Here I have experimented with manipulating my images. I liked the graphic bold style it has created thus decided to carry this style forward for the rest of my final outcome developments. The process in which I created the experiment was enjoyable and gave me a flexible artistic license. I carefully selected areas of the imaged that I wanted to change colour then rearranged them on a separate document.
I then went onto include the interpretations and quotes of the members of the public with the corresponding piece of authorship. For example, this experiment included an artwork by William Powell Firth, 'The Derby Day'. I layered the quote over the experiment in an order of hierarchy. If a word had more significance to me in the interpretation the larger it would be displayed. Overall I liked this style as it illustrated the audiences feelings more clearly. I also experimented with different tones and exposing the artwork however I felt the simplicity communicated better with this style.
Here I have displayed further developments of a possible final outcome. I chose to stick with ordering the words of the quotes in order of hierarchy as I felt not only was it aesthetically and pleasing, the composition worked well and the clean lines of the typography broke up less formed shapes of the surrounding images.
I was inspired by this pieces of typographic design above.
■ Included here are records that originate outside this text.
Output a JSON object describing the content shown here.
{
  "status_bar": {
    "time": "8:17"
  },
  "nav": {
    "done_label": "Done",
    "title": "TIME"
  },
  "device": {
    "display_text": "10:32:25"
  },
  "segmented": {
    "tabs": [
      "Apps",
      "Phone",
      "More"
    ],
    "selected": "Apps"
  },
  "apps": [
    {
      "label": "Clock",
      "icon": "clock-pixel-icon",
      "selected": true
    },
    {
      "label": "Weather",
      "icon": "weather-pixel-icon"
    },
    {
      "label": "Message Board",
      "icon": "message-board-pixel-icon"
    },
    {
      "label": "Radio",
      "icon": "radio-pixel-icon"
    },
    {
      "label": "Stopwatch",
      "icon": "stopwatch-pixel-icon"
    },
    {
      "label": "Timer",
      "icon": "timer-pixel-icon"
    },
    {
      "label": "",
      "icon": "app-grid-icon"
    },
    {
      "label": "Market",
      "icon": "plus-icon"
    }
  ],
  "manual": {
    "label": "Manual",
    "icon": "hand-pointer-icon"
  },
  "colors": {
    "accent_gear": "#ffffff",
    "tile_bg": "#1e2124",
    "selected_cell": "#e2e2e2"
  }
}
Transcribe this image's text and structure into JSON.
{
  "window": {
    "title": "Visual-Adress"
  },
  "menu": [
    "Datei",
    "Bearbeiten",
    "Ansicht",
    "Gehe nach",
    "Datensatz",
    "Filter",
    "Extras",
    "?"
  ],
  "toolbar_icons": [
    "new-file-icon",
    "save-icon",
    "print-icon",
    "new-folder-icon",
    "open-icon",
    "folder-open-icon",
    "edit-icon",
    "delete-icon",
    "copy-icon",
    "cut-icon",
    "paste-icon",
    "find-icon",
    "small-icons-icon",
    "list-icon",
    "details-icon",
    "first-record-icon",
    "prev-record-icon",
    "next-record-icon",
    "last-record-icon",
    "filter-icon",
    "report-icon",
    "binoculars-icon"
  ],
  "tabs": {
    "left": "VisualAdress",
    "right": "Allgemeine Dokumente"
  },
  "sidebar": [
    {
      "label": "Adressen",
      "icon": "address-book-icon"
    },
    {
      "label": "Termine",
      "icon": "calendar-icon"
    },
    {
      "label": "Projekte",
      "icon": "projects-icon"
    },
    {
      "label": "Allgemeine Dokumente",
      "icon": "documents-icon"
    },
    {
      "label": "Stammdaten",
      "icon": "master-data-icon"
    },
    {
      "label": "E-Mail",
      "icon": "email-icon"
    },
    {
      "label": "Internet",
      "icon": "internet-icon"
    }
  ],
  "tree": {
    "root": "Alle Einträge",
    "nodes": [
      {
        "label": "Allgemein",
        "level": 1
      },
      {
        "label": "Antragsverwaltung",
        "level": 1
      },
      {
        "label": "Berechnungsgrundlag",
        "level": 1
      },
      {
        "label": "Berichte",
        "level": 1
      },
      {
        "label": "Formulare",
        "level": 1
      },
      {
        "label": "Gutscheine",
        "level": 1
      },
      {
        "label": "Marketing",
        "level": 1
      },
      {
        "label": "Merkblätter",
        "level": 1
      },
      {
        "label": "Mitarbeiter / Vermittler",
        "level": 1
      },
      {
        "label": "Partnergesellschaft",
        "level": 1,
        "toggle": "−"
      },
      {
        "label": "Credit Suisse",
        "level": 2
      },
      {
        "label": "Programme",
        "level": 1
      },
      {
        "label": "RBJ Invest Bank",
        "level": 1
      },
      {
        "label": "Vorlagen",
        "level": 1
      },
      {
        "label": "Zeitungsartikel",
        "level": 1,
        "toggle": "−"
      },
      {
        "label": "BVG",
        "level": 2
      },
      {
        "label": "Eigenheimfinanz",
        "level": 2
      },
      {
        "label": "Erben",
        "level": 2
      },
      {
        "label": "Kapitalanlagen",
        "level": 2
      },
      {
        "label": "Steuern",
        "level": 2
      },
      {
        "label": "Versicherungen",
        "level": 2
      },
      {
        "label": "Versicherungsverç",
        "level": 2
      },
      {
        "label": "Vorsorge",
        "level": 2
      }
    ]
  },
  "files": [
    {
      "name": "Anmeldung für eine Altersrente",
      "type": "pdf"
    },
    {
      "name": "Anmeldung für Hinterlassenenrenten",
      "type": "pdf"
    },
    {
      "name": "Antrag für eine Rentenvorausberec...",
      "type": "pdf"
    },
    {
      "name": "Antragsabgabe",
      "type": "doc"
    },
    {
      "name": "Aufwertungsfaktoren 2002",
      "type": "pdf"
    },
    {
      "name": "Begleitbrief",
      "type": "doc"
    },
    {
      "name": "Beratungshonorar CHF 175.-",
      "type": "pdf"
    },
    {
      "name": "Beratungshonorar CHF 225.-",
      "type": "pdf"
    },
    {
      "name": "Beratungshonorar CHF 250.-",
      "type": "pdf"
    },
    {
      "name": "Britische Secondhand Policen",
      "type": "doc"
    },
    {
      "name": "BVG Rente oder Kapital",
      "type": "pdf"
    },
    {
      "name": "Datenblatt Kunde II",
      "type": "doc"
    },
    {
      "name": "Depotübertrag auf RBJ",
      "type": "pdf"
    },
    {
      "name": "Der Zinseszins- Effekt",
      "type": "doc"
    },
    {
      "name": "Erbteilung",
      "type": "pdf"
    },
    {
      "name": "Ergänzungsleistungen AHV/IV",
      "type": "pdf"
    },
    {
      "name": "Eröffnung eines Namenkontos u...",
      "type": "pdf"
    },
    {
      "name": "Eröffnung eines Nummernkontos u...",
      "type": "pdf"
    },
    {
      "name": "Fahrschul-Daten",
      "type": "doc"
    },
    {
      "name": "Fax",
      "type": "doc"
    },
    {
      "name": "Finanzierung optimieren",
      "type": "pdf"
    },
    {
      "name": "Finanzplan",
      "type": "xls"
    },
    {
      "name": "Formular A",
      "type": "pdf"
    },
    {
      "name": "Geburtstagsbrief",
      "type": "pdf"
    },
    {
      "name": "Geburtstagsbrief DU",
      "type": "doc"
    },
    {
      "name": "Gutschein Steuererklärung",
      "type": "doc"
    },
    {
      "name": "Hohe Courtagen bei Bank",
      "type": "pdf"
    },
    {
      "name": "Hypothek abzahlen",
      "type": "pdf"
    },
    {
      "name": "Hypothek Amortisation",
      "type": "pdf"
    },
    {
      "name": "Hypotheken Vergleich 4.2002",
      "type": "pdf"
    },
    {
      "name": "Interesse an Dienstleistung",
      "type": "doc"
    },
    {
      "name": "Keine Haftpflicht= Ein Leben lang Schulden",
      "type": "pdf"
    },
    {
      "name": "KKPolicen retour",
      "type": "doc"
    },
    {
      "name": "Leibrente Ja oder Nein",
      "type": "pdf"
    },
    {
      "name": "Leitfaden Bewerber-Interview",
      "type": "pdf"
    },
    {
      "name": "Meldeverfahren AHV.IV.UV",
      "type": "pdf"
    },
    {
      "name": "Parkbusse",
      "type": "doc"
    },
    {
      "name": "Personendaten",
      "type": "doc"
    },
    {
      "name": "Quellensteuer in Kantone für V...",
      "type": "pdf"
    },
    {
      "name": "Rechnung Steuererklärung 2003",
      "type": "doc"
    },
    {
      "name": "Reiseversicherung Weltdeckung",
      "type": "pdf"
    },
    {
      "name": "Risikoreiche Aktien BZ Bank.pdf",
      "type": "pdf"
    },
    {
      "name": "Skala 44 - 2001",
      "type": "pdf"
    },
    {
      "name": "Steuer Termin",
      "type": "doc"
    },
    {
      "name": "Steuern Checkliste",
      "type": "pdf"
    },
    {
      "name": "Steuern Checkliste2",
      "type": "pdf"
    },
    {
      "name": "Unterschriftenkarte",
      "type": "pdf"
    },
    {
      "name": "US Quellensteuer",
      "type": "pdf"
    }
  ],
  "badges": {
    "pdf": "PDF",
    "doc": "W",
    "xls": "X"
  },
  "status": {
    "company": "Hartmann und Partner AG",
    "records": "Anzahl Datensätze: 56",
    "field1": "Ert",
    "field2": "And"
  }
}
Should I too include my typography at different angels?...
With in my final outcomes I wanted to express and communicate the blurred boundary between the notion “author” and “reader”. In each of my six outcomes a piece of artwork or “authorship” is being viewed and interpreted by a member of public; the “reader”. However, By including the audience members interpretation as part of the final composition I feel it emphasises their view and shows they are authoring their own views.
I wanted the pieces to appear uniform thus to create consistency and flow between each piece. I chose the arrange the typographic quotes in order of hierarchy so to communicate the significance of each work being spoken.
In summary my final outcomes display the relationship between author and reader or audience and how the meaning of the terms are much the same. An “author” expresses themselves through interpretation as does a “reader”. We all think. We all interpret. We all express ourselves either out loud or in our heads. We are all “authors” while simultaneously we are all “readers”. I therefore celebrate the continued growth of the “author” but instead let the term be known as an “artist” where an individual can express and interpret themselves freely. An “author” cannot die out, nor can a “reader” be born in the theory posed by Barthes because humans will always freely interpret, whether it be a historical view or of the present. (extract from my essay regarding birth of the reader and death of the author)